--- WORK TASK ---
Return every record below exactly as written, omitting any pictures.

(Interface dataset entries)
▬▬▬▬▬▬▬▬▬▬

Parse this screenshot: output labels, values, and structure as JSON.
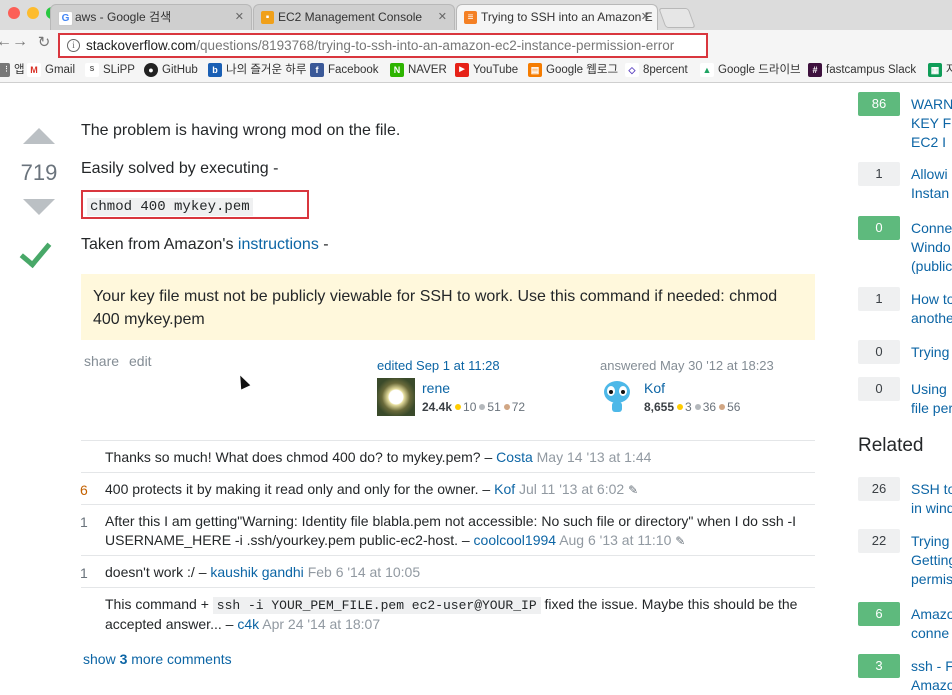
{
  "browser": {
    "tabs": [
      {
        "title": "aws - Google 검색",
        "favicon": "G"
      },
      {
        "title": "EC2 Management Console",
        "favicon": "aws"
      },
      {
        "title": "Trying to SSH into an Amazon E",
        "favicon": "so"
      }
    ],
    "url_host": "stackoverflow.com",
    "url_path": "/questions/8193768/trying-to-ssh-into-an-amazon-ec2-instance-permission-error",
    "bookmarks": [
      {
        "label": "앱",
        "icon": "apps-icon"
      },
      {
        "label": "Gmail",
        "icon": "gmail-icon"
      },
      {
        "label": "SLiPP",
        "icon": "slipp-icon"
      },
      {
        "label": "GitHub",
        "icon": "github-icon"
      },
      {
        "label": "나의 즐거운 하루",
        "icon": "blog-icon"
      },
      {
        "label": "Facebook",
        "icon": "facebook-icon"
      },
      {
        "label": "NAVER",
        "icon": "naver-icon"
      },
      {
        "label": "YouTube",
        "icon": "youtube-icon"
      },
      {
        "label": "Google 웹로그",
        "icon": "analytics-icon"
      },
      {
        "label": "8percent",
        "icon": "8percent-icon"
      },
      {
        "label": "Google 드라이브",
        "icon": "drive-icon"
      },
      {
        "label": "fastcampus Slack",
        "icon": "slack-icon"
      },
      {
        "label": "자",
        "icon": "sheet-icon"
      }
    ]
  },
  "answer": {
    "votes": "719",
    "line1": "The problem is having wrong mod on the file.",
    "line2": "Easily solved by executing -",
    "code": "chmod 400 mykey.pem",
    "taken_prefix": "Taken from Amazon's",
    "taken_link": "instructions",
    "taken_suffix": "-",
    "note": "Your key file must not be publicly viewable for SSH to work. Use this command if needed: chmod 400 mykey.pem",
    "share": "share",
    "edit": "edit",
    "edited": "edited Sep 1 at 11:28",
    "editor": {
      "name": "rene",
      "rep": "24.4k",
      "gold": "10",
      "silver": "51",
      "bronze": "72"
    },
    "answered": "answered May 30 '12 at 18:23",
    "author": {
      "name": "Kof",
      "rep": "8,655",
      "gold": "3",
      "silver": "36",
      "bronze": "56"
    }
  },
  "comments": [
    {
      "score": "",
      "text": "Thanks so much! What does chmod 400 do? to mykey.pem? –",
      "user": "Costa",
      "date": "May 14 '13 at 1:44",
      "edited": false
    },
    {
      "score": "6",
      "text": "400 protects it by making it read only and only for the owner. –",
      "user": "Kof",
      "date": "Jul 11 '13 at 6:02",
      "edited": true
    },
    {
      "score": "1",
      "text": "After this I am getting\"Warning: Identity file blabla.pem not accessible: No such file or directory\" when I do ssh -I USERNAME_HERE -i .ssh/yourkey.pem public-ec2-host. –",
      "user": "coolcool1994",
      "date": "Aug 6 '13 at 11:10",
      "edited": true
    },
    {
      "score": "1",
      "text": "doesn't work :/ –",
      "user": "kaushik gandhi",
      "date": "Feb 6 '14 at 10:05",
      "edited": false
    },
    {
      "score": "",
      "text_before": "This command +",
      "code": "ssh -i YOUR_PEM_FILE.pem ec2-user@YOUR_IP",
      "text_after": "fixed the issue. Maybe this should be the accepted answer... –",
      "user": "c4k",
      "date": "Apr 24 '14 at 18:07",
      "edited": false
    }
  ],
  "more_comments": {
    "prefix": "show",
    "count": "3",
    "suffix": "more comments"
  },
  "sidebar": {
    "linked": [
      {
        "count": "86",
        "answered": true,
        "text": "WARN\nKEY F\nEC2 I"
      },
      {
        "count": "1",
        "answered": false,
        "text": "Allowi\nInstan"
      },
      {
        "count": "0",
        "answered": true,
        "text": "Conne\nWindo\n(public"
      },
      {
        "count": "1",
        "answered": false,
        "text": "How to\nanothe"
      },
      {
        "count": "0",
        "answered": false,
        "text": "Trying"
      },
      {
        "count": "0",
        "answered": false,
        "text": "Using\nfile per"
      }
    ],
    "related_title": "Related",
    "related": [
      {
        "count": "26",
        "answered": false,
        "text": "SSH to\nin wind"
      },
      {
        "count": "22",
        "answered": false,
        "text": "Trying\nGetting\npermis"
      },
      {
        "count": "6",
        "answered": true,
        "text": "Amazo\nconne"
      },
      {
        "count": "3",
        "answered": true,
        "text": "ssh - F\nAmazo"
      }
    ]
  },
  "colors": {
    "accent_red": "#d9363e",
    "link": "#0c65a5",
    "answered_green": "#5eba7d",
    "note_bg": "#fff8dc"
  }
}
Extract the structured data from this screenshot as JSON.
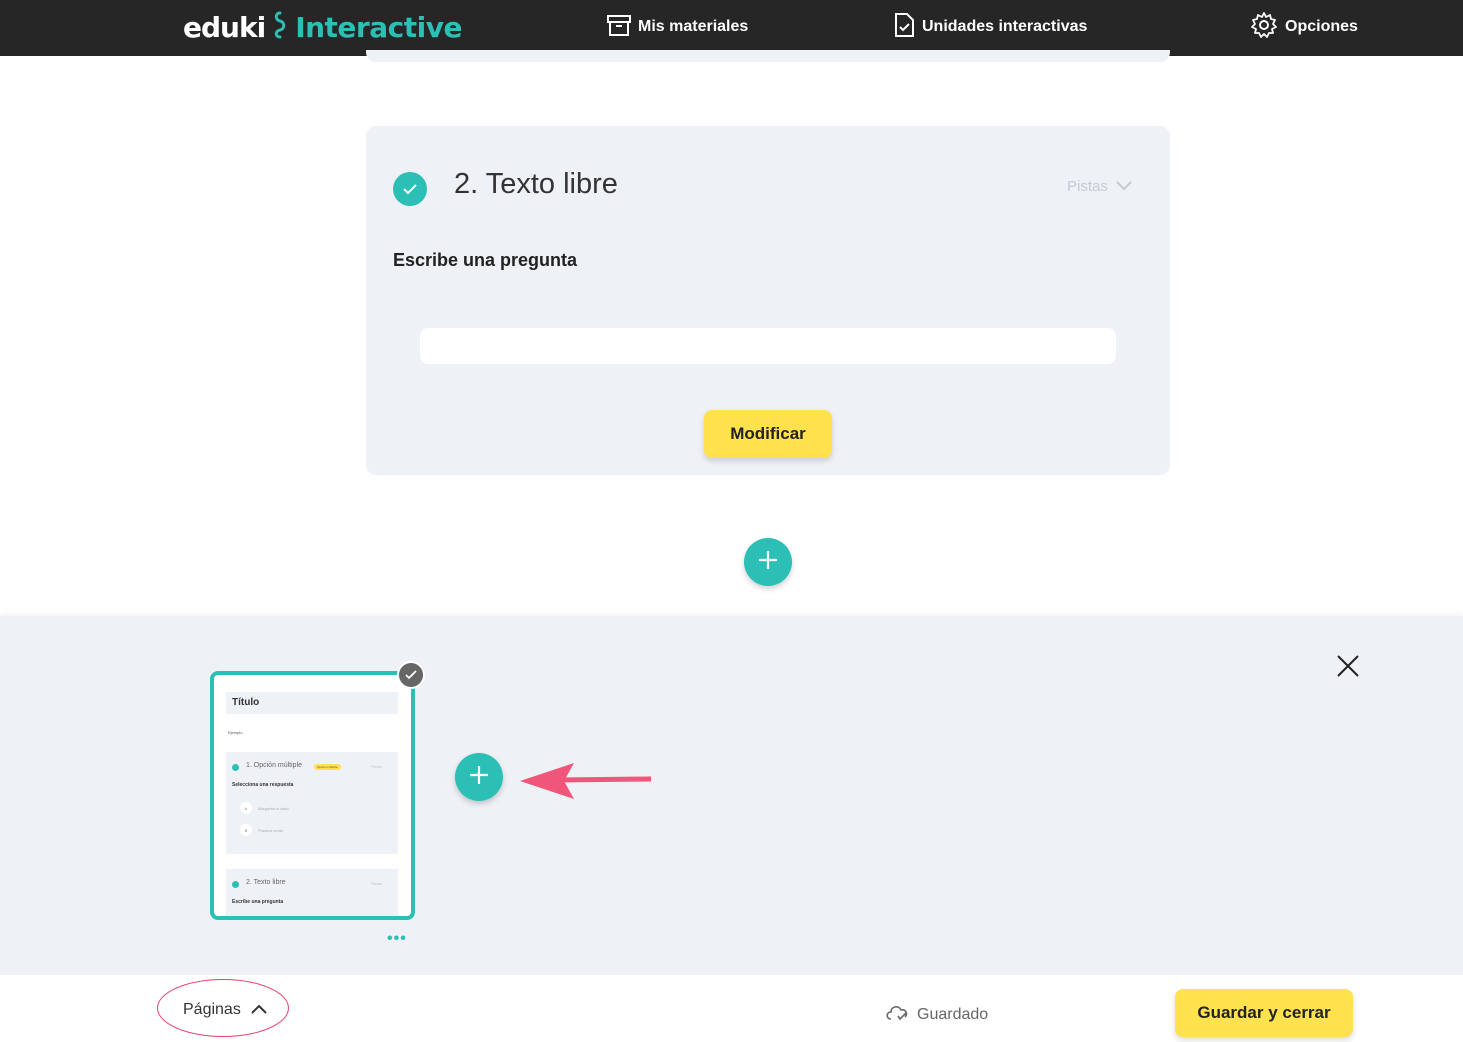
{
  "header": {
    "logo_word": "eduki",
    "logo_product": "Interactive",
    "nav": {
      "mis_materiales": "Mis materiales",
      "unidades": "Unidades interactivas",
      "opciones": "Opciones"
    }
  },
  "question_card": {
    "title": "2. Texto libre",
    "hints_label": "Pistas",
    "prompt": "Escribe una pregunta",
    "answer_value": "",
    "modify_button": "Modificar"
  },
  "pages_panel": {
    "thumbnail": {
      "title": "Título",
      "subtitle": "Ejemplo",
      "block1_title": "1. Opción múltiple",
      "block1_badge": "Opción múltiple",
      "block1_hint": "Pistas",
      "block1_prompt": "Selecciona una respuesta",
      "option_a_letter": "A",
      "option_a_text": "Margarita el salto",
      "option_b_letter": "B",
      "option_b_text": "Pradera verde",
      "block2_title": "2. Texto libre",
      "block2_hint": "Pistas",
      "block2_prompt": "Escribe una pregunta"
    },
    "more_label": "•••"
  },
  "footer": {
    "pages_toggle": "Páginas",
    "save_status": "Guardado",
    "save_close_button": "Guardar y cerrar"
  },
  "colors": {
    "accent": "#2bbfb6",
    "button_yellow": "#ffe24d",
    "topbar": "#262626",
    "annotation": "#e83e6c"
  }
}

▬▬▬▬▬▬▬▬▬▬

--- WRITTEN ANSWER ---
Parse this screenshot: output labels, values, and structure as JSON.
{
  "browser": {
    "tabs": [
      {
        "title": "aws - Google 검색",
        "favicon": "G"
      },
      {
        "title": "EC2 Management Console",
        "favicon": "aws"
      },
      {
        "title": "Trying to SSH into an Amazon E",
        "favicon": "so"
      }
    ],
    "url_host": "stackoverflow.com",
    "url_path": "/questions/8193768/trying-to-ssh-into-an-amazon-ec2-instance-permission-error",
    "bookmarks": [
      {
        "label": "앱",
        "icon": "apps-icon"
      },
      {
        "label": "Gmail",
        "icon": "gmail-icon"
      },
      {
        "label": "SLiPP",
        "icon": "slipp-icon"
      },
      {
        "label": "GitHub",
        "icon": "github-icon"
      },
      {
        "label": "나의 즐거운 하루",
        "icon": "blog-icon"
      },
      {
        "label": "Facebook",
        "icon": "facebook-icon"
      },
      {
        "label": "NAVER",
        "icon": "naver-icon"
      },
      {
        "label": "YouTube",
        "icon": "youtube-icon"
      },
      {
        "label": "Google 웹로그",
        "icon": "analytics-icon"
      },
      {
        "label": "8percent",
        "icon": "8percent-icon"
      },
      {
        "label": "Google 드라이브",
        "icon": "drive-icon"
      },
      {
        "label": "fastcampus Slack",
        "icon": "slack-icon"
      },
      {
        "label": "자",
        "icon": "sheet-icon"
      }
    ]
  },
  "answer": {
    "votes": "719",
    "line1": "The problem is having wrong mod on the file.",
    "line2": "Easily solved by executing -",
    "code": "chmod 400 mykey.pem",
    "taken_prefix": "Taken from Amazon's",
    "taken_link": "instructions",
    "taken_suffix": "-",
    "note": "Your key file must not be publicly viewable for SSH to work. Use this command if needed: chmod 400 mykey.pem",
    "share": "share",
    "edit": "edit",
    "edited": "edited Sep 1 at 11:28",
    "editor": {
      "name": "rene",
      "rep": "24.4k",
      "gold": "10",
      "silver": "51",
      "bronze": "72"
    },
    "answered": "answered May 30 '12 at 18:23",
    "author": {
      "name": "Kof",
      "rep": "8,655",
      "gold": "3",
      "silver": "36",
      "bronze": "56"
    }
  },
  "comments": [
    {
      "score": "",
      "text": "Thanks so much! What does chmod 400 do? to mykey.pem? –",
      "user": "Costa",
      "date": "May 14 '13 at 1:44",
      "edited": false
    },
    {
      "score": "6",
      "text": "400 protects it by making it read only and only for the owner. –",
      "user": "Kof",
      "date": "Jul 11 '13 at 6:02",
      "edited": true
    },
    {
      "score": "1",
      "text": "After this I am getting\"Warning: Identity file blabla.pem not accessible: No such file or directory\" when I do ssh -I USERNAME_HERE -i .ssh/yourkey.pem public-ec2-host. –",
      "user": "coolcool1994",
      "date": "Aug 6 '13 at 11:10",
      "edited": true
    },
    {
      "score": "1",
      "text": "doesn't work :/ –",
      "user": "kaushik gandhi",
      "date": "Feb 6 '14 at 10:05",
      "edited": false
    },
    {
      "score": "",
      "text_before": "This command +",
      "code": "ssh -i YOUR_PEM_FILE.pem ec2-user@YOUR_IP",
      "text_after": "fixed the issue. Maybe this should be the accepted answer... –",
      "user": "c4k",
      "date": "Apr 24 '14 at 18:07",
      "edited": false
    }
  ],
  "more_comments": {
    "prefix": "show",
    "count": "3",
    "suffix": "more comments"
  },
  "sidebar": {
    "linked": [
      {
        "count": "86",
        "answered": true,
        "text": "WARN\nKEY F\nEC2 I"
      },
      {
        "count": "1",
        "answered": false,
        "text": "Allowi\nInstan"
      },
      {
        "count": "0",
        "answered": true,
        "text": "Conne\nWindo\n(public"
      },
      {
        "count": "1",
        "answered": false,
        "text": "How to\nanothe"
      },
      {
        "count": "0",
        "answered": false,
        "text": "Trying"
      },
      {
        "count": "0",
        "answered": false,
        "text": "Using\nfile per"
      }
    ],
    "related_title": "Related",
    "related": [
      {
        "count": "26",
        "answered": false,
        "text": "SSH to\nin wind"
      },
      {
        "count": "22",
        "answered": false,
        "text": "Trying\nGetting\npermis"
      },
      {
        "count": "6",
        "answered": true,
        "text": "Amazo\nconne"
      },
      {
        "count": "3",
        "answered": true,
        "text": "ssh - F\nAmazo"
      }
    ]
  },
  "colors": {
    "accent_red": "#d9363e",
    "link": "#0c65a5",
    "answered_green": "#5eba7d",
    "note_bg": "#fff8dc"
  }
}
Extract the structured data from this screenshot as JSON.
{
  "header": {
    "logo_word": "eduki",
    "logo_product": "Interactive",
    "nav": {
      "mis_materiales": "Mis materiales",
      "unidades": "Unidades interactivas",
      "opciones": "Opciones"
    }
  },
  "question_card": {
    "title": "2. Texto libre",
    "hints_label": "Pistas",
    "prompt": "Escribe una pregunta",
    "answer_value": "",
    "modify_button": "Modificar"
  },
  "pages_panel": {
    "thumbnail": {
      "title": "Título",
      "subtitle": "Ejemplo",
      "block1_title": "1. Opción múltiple",
      "block1_badge": "Opción múltiple",
      "block1_hint": "Pistas",
      "block1_prompt": "Selecciona una respuesta",
      "option_a_letter": "A",
      "option_a_text": "Margarita el salto",
      "option_b_letter": "B",
      "option_b_text": "Pradera verde",
      "block2_title": "2. Texto libre",
      "block2_hint": "Pistas",
      "block2_prompt": "Escribe una pregunta"
    },
    "more_label": "•••"
  },
  "footer": {
    "pages_toggle": "Páginas",
    "save_status": "Guardado",
    "save_close_button": "Guardar y cerrar"
  },
  "colors": {
    "accent": "#2bbfb6",
    "button_yellow": "#ffe24d",
    "topbar": "#262626",
    "annotation": "#e83e6c"
  }
}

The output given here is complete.